Input records
--------------------------------

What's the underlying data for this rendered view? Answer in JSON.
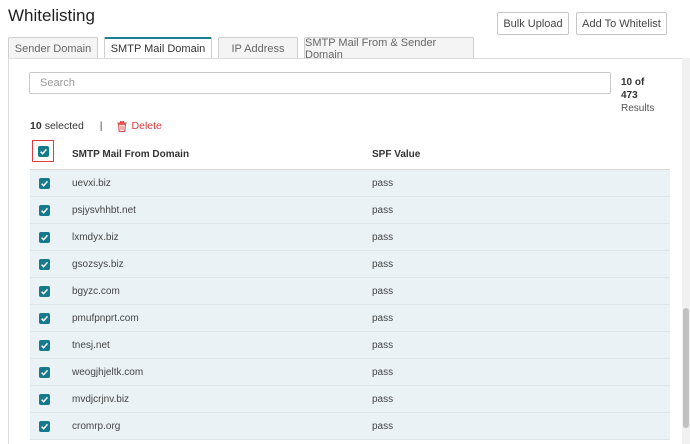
{
  "page_title": "Whitelisting",
  "toolbar": {
    "bulk_upload_label": "Bulk Upload",
    "add_label": "Add To Whitelist"
  },
  "tabs": [
    {
      "label": "Sender Domain",
      "active": false
    },
    {
      "label": "SMTP Mail Domain",
      "active": true
    },
    {
      "label": "IP Address",
      "active": false
    },
    {
      "label": "SMTP Mail From & Sender Domain",
      "active": false
    }
  ],
  "search": {
    "placeholder": "Search",
    "value": ""
  },
  "results": {
    "count_label": "10 of",
    "total": "473",
    "suffix": "Results"
  },
  "selection": {
    "count": "10",
    "label": "selected",
    "separator": "|",
    "delete_label": "Delete"
  },
  "table": {
    "columns": [
      "SMTP Mail From Domain",
      "SPF Value"
    ],
    "rows": [
      {
        "domain": "uevxi.biz",
        "spf": "pass",
        "checked": true
      },
      {
        "domain": "psjysvhhbt.net",
        "spf": "pass",
        "checked": true
      },
      {
        "domain": "lxmdyx.biz",
        "spf": "pass",
        "checked": true
      },
      {
        "domain": "gsozsys.biz",
        "spf": "pass",
        "checked": true
      },
      {
        "domain": "bgyzc.com",
        "spf": "pass",
        "checked": true
      },
      {
        "domain": "pmufpnprt.com",
        "spf": "pass",
        "checked": true
      },
      {
        "domain": "tnesj.net",
        "spf": "pass",
        "checked": true
      },
      {
        "domain": "weogjhjeltk.com",
        "spf": "pass",
        "checked": true
      },
      {
        "domain": "mvdjcrjnv.biz",
        "spf": "pass",
        "checked": true
      },
      {
        "domain": "cromrp.org",
        "spf": "pass",
        "checked": true
      }
    ]
  },
  "colors": {
    "accent": "#157a8c",
    "delete": "#d53a3a",
    "row_bg": "#eaf2f6",
    "highlight_border": "#e03b3b"
  },
  "icons": {
    "checkbox": "checkmark-icon",
    "delete": "trash-icon"
  }
}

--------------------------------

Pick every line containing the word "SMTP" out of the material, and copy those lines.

Task response
      "label": "SMTP Mail Domain",
      "label": "SMTP Mail From & Sender Domain",
      "SMTP Mail From Domain",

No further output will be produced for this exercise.